Many women don’t need a calendar to know when their next menstrual cycle is coming; they can feel it. Because of premenstrual syndrome, or PMS, many women can predict when their period is coming based on bothersome — and often difficult — emotional or physical changes that occur every month like clockwork.
For some women, the symptoms are manageable and don’t interfere with life. For others, however, PMS is a dreaded monthly occurrence that can wreak havoc on their relationships, work life, and well-being. Symptoms vary widely from woman to woman, but they may include mood swings, cramping, headaches, bloating, and acne breakouts.
What you may not know, however, is some common, everyday things can make these symptoms worse. If you’ve been suffering with PMS, think about whether these could be culprits in your life:
- Too much caffeine. Caffeine can increase irritability and anxiety levels, and can contribute to breast pain in some women. Overdoing it on caffeine before your period can make you feel edgy; not to mention, it can interfere with much-needed sleep. Limit yourself to two or three cups of coffee a day at the most.
- Not enough exercise. Regular exercise improves your mental health and mood, may help you sleep better, and helps you manage your weight — all of which can help significantly with PMS symptoms. Aim for 30 minutes a day, five days a week.
- Eating too much sodium. Even if you don’t use the salt shaker, sodium is lurking in many common foods and can make bloating and water retention worse. Canned soups, deli meats, soy sauce, and, of course, crackers and chips are generally higher in sodium. When your period is approaching, watch sodium levels and choose fresh fruits, veggies, and whole grains as much as possible. Remember to drink plenty of water and non-caffeinated beverages too.
- Smoking. Evidence suggests that cigarettes play a big role in causing or worsening PMS symptoms by altering your body’s hormone levels. If you need help quitting, there are free resources available. It’s never too late to try to quit.
- Not getting enough sleep. Sleep deprivation affects your overall health and hormone levels, and being exhausted affects your emotional and mental health too. Most adults need at least seven hours per night, so do what you can to get an adequate amount.
- High stress levels. One study has shown that higher stress levels contribute to PMS symptoms. Find things you enjoy that relieve your stress levels, whether it’s taking a walk, listening to music, talking to a friend, or meditation. Make your own mental well-being a priority — you deserve it!
If you’ve tried lifestyle changes and find that PMS still interferes with your life and activities, talk with your gynecologist. There may be other treatment options available to help you manage your symptoms.
CarePoint Health Gynecology
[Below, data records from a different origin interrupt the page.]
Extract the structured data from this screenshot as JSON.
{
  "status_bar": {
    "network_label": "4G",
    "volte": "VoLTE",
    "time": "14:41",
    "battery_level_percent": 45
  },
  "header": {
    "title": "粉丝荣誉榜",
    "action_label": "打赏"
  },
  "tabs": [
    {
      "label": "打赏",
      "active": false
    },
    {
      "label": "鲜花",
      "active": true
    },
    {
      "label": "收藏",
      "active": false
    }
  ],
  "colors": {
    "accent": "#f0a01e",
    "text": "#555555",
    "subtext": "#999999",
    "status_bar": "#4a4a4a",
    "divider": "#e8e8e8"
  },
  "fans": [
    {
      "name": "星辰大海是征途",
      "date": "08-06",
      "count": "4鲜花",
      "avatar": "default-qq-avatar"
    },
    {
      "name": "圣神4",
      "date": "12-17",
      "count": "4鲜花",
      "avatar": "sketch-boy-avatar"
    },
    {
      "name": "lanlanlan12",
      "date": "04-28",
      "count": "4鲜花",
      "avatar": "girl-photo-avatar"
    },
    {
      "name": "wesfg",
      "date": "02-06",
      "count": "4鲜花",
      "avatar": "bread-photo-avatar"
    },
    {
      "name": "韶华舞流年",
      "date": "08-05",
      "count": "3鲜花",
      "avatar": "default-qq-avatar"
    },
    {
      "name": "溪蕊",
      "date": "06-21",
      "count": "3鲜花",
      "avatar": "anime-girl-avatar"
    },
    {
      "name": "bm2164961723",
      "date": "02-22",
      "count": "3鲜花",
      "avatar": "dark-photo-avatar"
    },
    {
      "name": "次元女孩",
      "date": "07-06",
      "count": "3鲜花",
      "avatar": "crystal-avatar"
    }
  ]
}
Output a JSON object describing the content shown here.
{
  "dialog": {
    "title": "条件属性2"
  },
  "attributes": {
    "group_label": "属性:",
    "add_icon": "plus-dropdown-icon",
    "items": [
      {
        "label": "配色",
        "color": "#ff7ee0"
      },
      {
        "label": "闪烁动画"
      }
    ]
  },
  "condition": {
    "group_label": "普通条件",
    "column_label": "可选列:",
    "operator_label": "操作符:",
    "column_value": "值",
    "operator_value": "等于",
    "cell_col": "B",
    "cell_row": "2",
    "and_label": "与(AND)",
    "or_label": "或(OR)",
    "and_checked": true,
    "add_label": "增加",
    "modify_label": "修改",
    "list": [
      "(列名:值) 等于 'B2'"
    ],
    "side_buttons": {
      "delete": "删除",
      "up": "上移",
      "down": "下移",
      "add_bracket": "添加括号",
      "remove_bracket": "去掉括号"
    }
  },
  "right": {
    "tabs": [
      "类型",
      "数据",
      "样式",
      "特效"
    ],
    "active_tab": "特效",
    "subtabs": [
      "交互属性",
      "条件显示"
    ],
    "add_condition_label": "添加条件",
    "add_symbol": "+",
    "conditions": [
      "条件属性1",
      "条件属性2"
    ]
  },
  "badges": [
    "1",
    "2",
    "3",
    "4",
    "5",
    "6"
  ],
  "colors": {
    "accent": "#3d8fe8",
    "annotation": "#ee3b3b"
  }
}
With the help of a skilled gynecologist at CarePoint Health, you can make educated decisions about your health to be at your best at any stage of life. For more information about the comprehensive women’s services we provide, please contact us.
Content on our website is for informational purposes only and does not constitute medical advice. If you are experiencing a medical emergency, please call 911. Always consult your physician before making any changes to your medical treatment.